§ Task item: Give back the records below exactly, omitting the pictures.
━━━━━ Material for this exercise
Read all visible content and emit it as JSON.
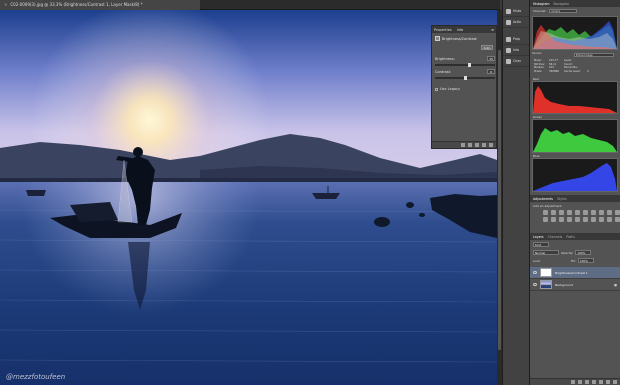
{
  "document": {
    "tab_title": "C02-0009(3).jpg @ 33.3% (Brightness/Contrast 1, Layer Mask/8) *",
    "close_glyph": "×",
    "watermark": "@mezzfotoufeen"
  },
  "properties": {
    "tabs": [
      "Properties",
      "Info"
    ],
    "adjustment_title": "Brightness/Contrast",
    "auto_label": "Auto",
    "brightness_label": "Brightness:",
    "brightness_value": "15",
    "brightness_level": 0.58,
    "contrast_label": "Contrast:",
    "contrast_value": "0",
    "contrast_level": 0.5,
    "use_legacy_label": "Use Legacy"
  },
  "icon_strip": {
    "items": [
      {
        "label": "Histo",
        "icon": "histogram-icon"
      },
      {
        "label": "Actio",
        "icon": "actions-icon"
      },
      {
        "label": "Prop",
        "icon": "properties-icon"
      },
      {
        "label": "Info",
        "icon": "info-icon"
      },
      {
        "label": "Chan",
        "icon": "channels-icon"
      }
    ]
  },
  "histogram": {
    "tabs": [
      "Histogram",
      "Navigator"
    ],
    "channel_label": "Channel:",
    "channel_value": "Colors",
    "source_label": "Source:",
    "source_value": "Entire Image",
    "stats": [
      [
        "Mean:",
        "103.77",
        "Level:",
        ""
      ],
      [
        "Std Dev:",
        "56.11",
        "Count:",
        ""
      ],
      [
        "Median:",
        "103",
        "Percentile:",
        ""
      ],
      [
        "Pixels:",
        "356868",
        "Cache Level:",
        "4"
      ]
    ],
    "channels": [
      "Red",
      "Green",
      "Blue"
    ]
  },
  "adjustments": {
    "tabs": [
      "Adjustments",
      "Styles"
    ],
    "add_label": "Add an adjustment",
    "icon_count": 20
  },
  "layers": {
    "tabs": [
      "Layers",
      "Channels",
      "Paths"
    ],
    "kind_label": "Kind",
    "blend_mode": "Normal",
    "opacity_label": "Opacity:",
    "opacity_value": "100%",
    "lock_label": "Lock:",
    "fill_label": "Fill:",
    "fill_value": "100%",
    "items": [
      {
        "name": "Brightness/Contrast 1",
        "selected": true,
        "thumb": "white",
        "locked": false
      },
      {
        "name": "Background",
        "selected": false,
        "thumb": "photo",
        "locked": true
      }
    ]
  },
  "colors": {
    "sky_top": "#1c3f8e",
    "sun": "#fff6d2",
    "water": "#24477f"
  }
}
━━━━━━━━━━
§ Answer:
Read all visible content and emit it as JSON.
{
  "document": {
    "tab_title": "C02-0009(3).jpg @ 33.3% (Brightness/Contrast 1, Layer Mask/8) *",
    "close_glyph": "×",
    "watermark": "@mezzfotoufeen"
  },
  "properties": {
    "tabs": [
      "Properties",
      "Info"
    ],
    "adjustment_title": "Brightness/Contrast",
    "auto_label": "Auto",
    "brightness_label": "Brightness:",
    "brightness_value": "15",
    "brightness_level": 0.58,
    "contrast_label": "Contrast:",
    "contrast_value": "0",
    "contrast_level": 0.5,
    "use_legacy_label": "Use Legacy"
  },
  "icon_strip": {
    "items": [
      {
        "label": "Histo",
        "icon": "histogram-icon"
      },
      {
        "label": "Actio",
        "icon": "actions-icon"
      },
      {
        "label": "Prop",
        "icon": "properties-icon"
      },
      {
        "label": "Info",
        "icon": "info-icon"
      },
      {
        "label": "Chan",
        "icon": "channels-icon"
      }
    ]
  },
  "histogram": {
    "tabs": [
      "Histogram",
      "Navigator"
    ],
    "channel_label": "Channel:",
    "channel_value": "Colors",
    "source_label": "Source:",
    "source_value": "Entire Image",
    "stats": [
      [
        "Mean:",
        "103.77",
        "Level:",
        ""
      ],
      [
        "Std Dev:",
        "56.11",
        "Count:",
        ""
      ],
      [
        "Median:",
        "103",
        "Percentile:",
        ""
      ],
      [
        "Pixels:",
        "356868",
        "Cache Level:",
        "4"
      ]
    ],
    "channels": [
      "Red",
      "Green",
      "Blue"
    ]
  },
  "adjustments": {
    "tabs": [
      "Adjustments",
      "Styles"
    ],
    "add_label": "Add an adjustment",
    "icon_count": 20
  },
  "layers": {
    "tabs": [
      "Layers",
      "Channels",
      "Paths"
    ],
    "kind_label": "Kind",
    "blend_mode": "Normal",
    "opacity_label": "Opacity:",
    "opacity_value": "100%",
    "lock_label": "Lock:",
    "fill_label": "Fill:",
    "fill_value": "100%",
    "items": [
      {
        "name": "Brightness/Contrast 1",
        "selected": true,
        "thumb": "white",
        "locked": false
      },
      {
        "name": "Background",
        "selected": false,
        "thumb": "photo",
        "locked": true
      }
    ]
  },
  "colors": {
    "sky_top": "#1c3f8e",
    "sun": "#fff6d2",
    "water": "#24477f"
  }
}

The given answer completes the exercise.